|Canal sunset, early Spring|
We, generally, go by the boating rule - 'A good day boating is when nothing gets broken and nobody gets hurt'. I think Roux (our big Chocolate Lab baby) was a bit concerned a few times when we were healed over. But he is a good sailor dog.
There weren't many boats out because it was a classic Albemarle Sound day. Three foot chop with 20 - 30 knot winds. That makes it uncomfortable for a lot of boats and people. But we need as much sailing time as we can get and, especially, in not-so-smooth conditions. We are still (and probably forever) learning the nuances of SeaClearly. Of course, she is a big, blue-water boat so the Albemarle doesn't present much of a challenge for her. But her personality still comes out.
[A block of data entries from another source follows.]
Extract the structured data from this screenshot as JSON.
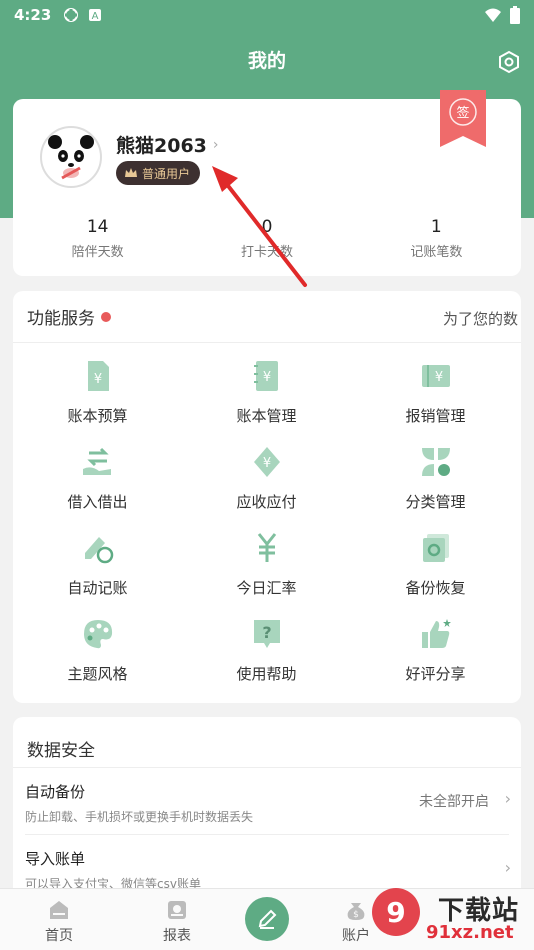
{
  "status_bar": {
    "time": "4:23"
  },
  "header": {
    "title": "我的"
  },
  "profile": {
    "username": "熊猫2063",
    "badge": "普通用户",
    "ribbon_char": "签",
    "stats": [
      {
        "num": "14",
        "label": "陪伴天数"
      },
      {
        "num": "0",
        "label": "打卡天数"
      },
      {
        "num": "1",
        "label": "记账笔数"
      }
    ]
  },
  "services": {
    "title": "功能服务",
    "marquee": "为了您的数",
    "items": [
      {
        "label": "账本预算",
        "icon": "budget-book-icon"
      },
      {
        "label": "账本管理",
        "icon": "ledger-manage-icon"
      },
      {
        "label": "报销管理",
        "icon": "reimburse-icon"
      },
      {
        "label": "借入借出",
        "icon": "lend-borrow-icon"
      },
      {
        "label": "应收应付",
        "icon": "receivable-icon"
      },
      {
        "label": "分类管理",
        "icon": "category-icon"
      },
      {
        "label": "自动记账",
        "icon": "auto-record-icon"
      },
      {
        "label": "今日汇率",
        "icon": "exchange-rate-icon"
      },
      {
        "label": "备份恢复",
        "icon": "backup-restore-icon"
      },
      {
        "label": "主题风格",
        "icon": "palette-icon"
      },
      {
        "label": "使用帮助",
        "icon": "help-icon"
      },
      {
        "label": "好评分享",
        "icon": "thumbs-up-icon"
      }
    ]
  },
  "data_security": {
    "title": "数据安全",
    "rows": [
      {
        "title": "自动备份",
        "subtitle": "防止卸载、手机损坏或更换手机时数据丢失",
        "value": "未全部开启"
      },
      {
        "title": "导入账单",
        "subtitle": "可以导入支付宝、微信等csv账单",
        "value": ""
      }
    ]
  },
  "tabbar": {
    "tabs": [
      {
        "label": "首页",
        "icon": "home-icon"
      },
      {
        "label": "报表",
        "icon": "report-icon"
      },
      {
        "label": "账户",
        "icon": "account-icon"
      }
    ]
  },
  "watermark": {
    "text": "下载站",
    "url": "91xz.net"
  },
  "colors": {
    "accent": "#5eab84",
    "icon_fill": "#a8d5bd",
    "badge_bg": "#3d3030",
    "red": "#e85a5a",
    "ribbon": "#ef6b6b"
  }
}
She likes a port tack. Why would that be? No idea. But, ask any sailor and they will be able to tell you which one their boat likes. 'Lagniappe', the Catalina Capri 22 that we used to have (and will always miss) preferred starboard. There may be some physics that make it true. Or it may just be perception. But then, perception is reality.
|Junie the Sailor Girl|
and Roux the Sailor Dog
(This is actually from
some other day.
But notice the PFD?)
Another thing we did was wear our lifejackets. As simple as this sounds, we need the practice. Here in our neighborhood, you can watch boats go by all day and never see anyone wearing a PFD except the little kids (only because it is required by law, not because people possess any level of common sense). We have these kick-ass PFDs and tethers to keep us on the boat. How stupid would it be to fall overboard with them stored safely in lockers. We laughed at ourselves when we realized that Roux had his life-jacket on and we didn't.
One constant challenge we have here is water depth. On a good day, we only have about 6-12 inches of water under our keel until we clear the marker a quarter mile outside our harbor. We can usually tell by looking at the water level on the bulkhead whether it will be a touchy day. Well, Thursday, the water level was fine but those 3 foot waves I mentioned made for variable depth. So we gently kissed the Albemarle mud repeatedly. Thankfully, it is soft and gooey. Probably best that the water is not clear so we can't see it. Imagine how happy SeaClearly will be with clear water and clearance.